> _Component data from apps and pages_:
==================================================

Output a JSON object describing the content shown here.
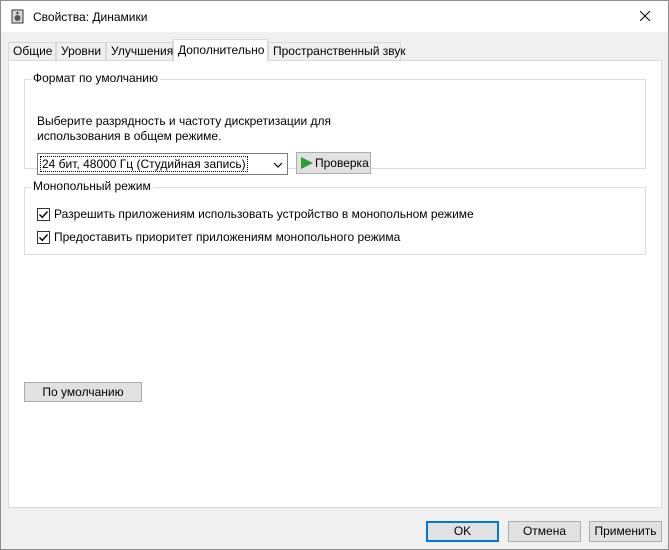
{
  "window": {
    "title": "Свойства: Динамики"
  },
  "tabs": [
    {
      "label": "Общие"
    },
    {
      "label": "Уровни"
    },
    {
      "label": "Улучшения"
    },
    {
      "label": "Дополнительно"
    },
    {
      "label": "Пространственный звук"
    }
  ],
  "active_tab": "Дополнительно",
  "default_format": {
    "title": "Формат по умолчанию",
    "description": "Выберите разрядность и частоту дискретизации для использования в общем режиме.",
    "selected_format": "24 бит, 48000 Гц (Студийная запись)",
    "test_button": "Проверка"
  },
  "exclusive_mode": {
    "title": "Монопольный режим",
    "options": [
      {
        "label": "Разрешить приложениям использовать устройство в монопольном режиме",
        "checked": true
      },
      {
        "label": "Предоставить приоритет приложениям монопольного режима",
        "checked": true
      }
    ]
  },
  "restore_defaults_button": "По умолчанию",
  "buttons": {
    "ok": "OK",
    "cancel": "Отмена",
    "apply": "Применить"
  },
  "colors": {
    "accent": "#0078d7",
    "play_green": "#2e9e33"
  }
}
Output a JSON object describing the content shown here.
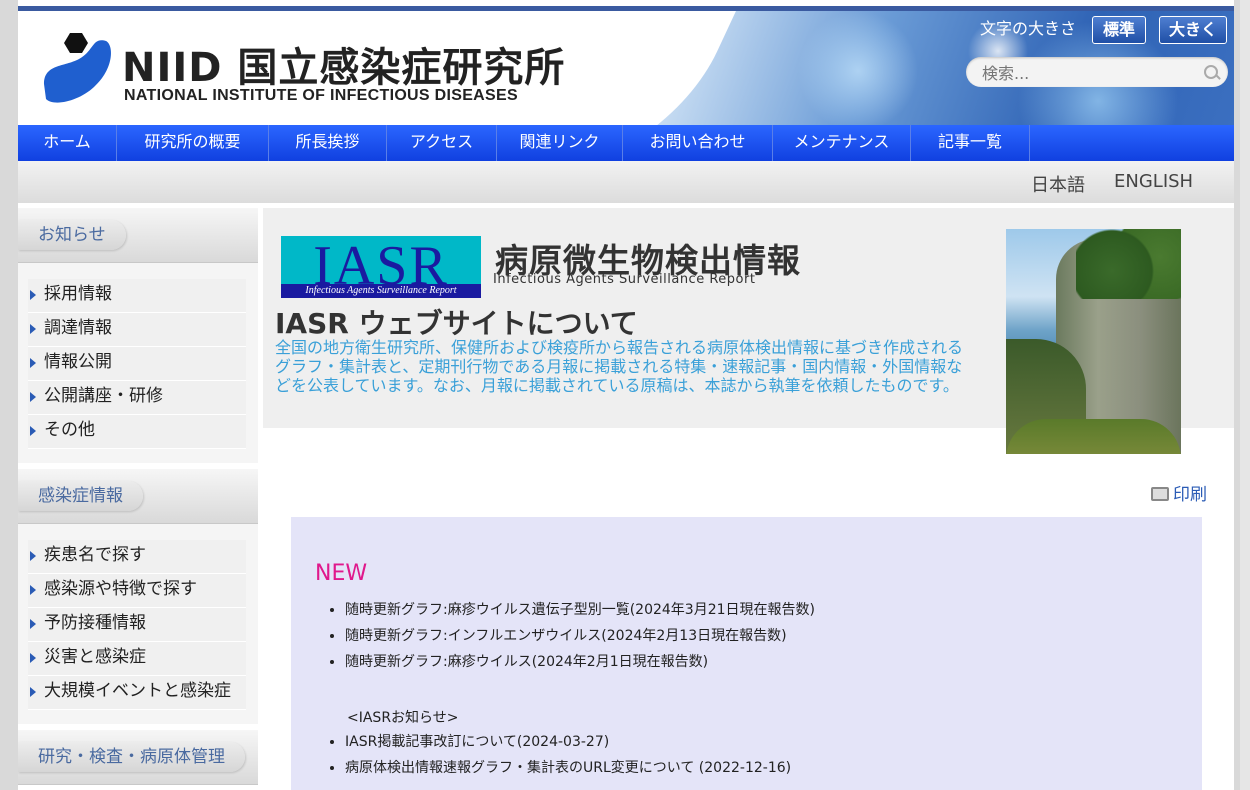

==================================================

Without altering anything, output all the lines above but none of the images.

> _RESULT FOR THIS EXERCISE_:
Output a JSON object describing the content shown here.
{
  "window": {
    "title": "Свойства: Динамики"
  },
  "tabs": [
    {
      "label": "Общие"
    },
    {
      "label": "Уровни"
    },
    {
      "label": "Улучшения"
    },
    {
      "label": "Дополнительно"
    },
    {
      "label": "Пространственный звук"
    }
  ],
  "active_tab": "Дополнительно",
  "default_format": {
    "title": "Формат по умолчанию",
    "description": "Выберите разрядность и частоту дискретизации для использования в общем режиме.",
    "selected_format": "24 бит, 48000 Гц (Студийная запись)",
    "test_button": "Проверка"
  },
  "exclusive_mode": {
    "title": "Монопольный режим",
    "options": [
      {
        "label": "Разрешить приложениям использовать устройство в монопольном режиме",
        "checked": true
      },
      {
        "label": "Предоставить приоритет приложениям монопольного режима",
        "checked": true
      }
    ]
  },
  "restore_defaults_button": "По умолчанию",
  "buttons": {
    "ok": "OK",
    "cancel": "Отмена",
    "apply": "Применить"
  },
  "colors": {
    "accent": "#0078d7",
    "play_green": "#2e9e33"
  }
}
Output a JSON object describing the content shown here.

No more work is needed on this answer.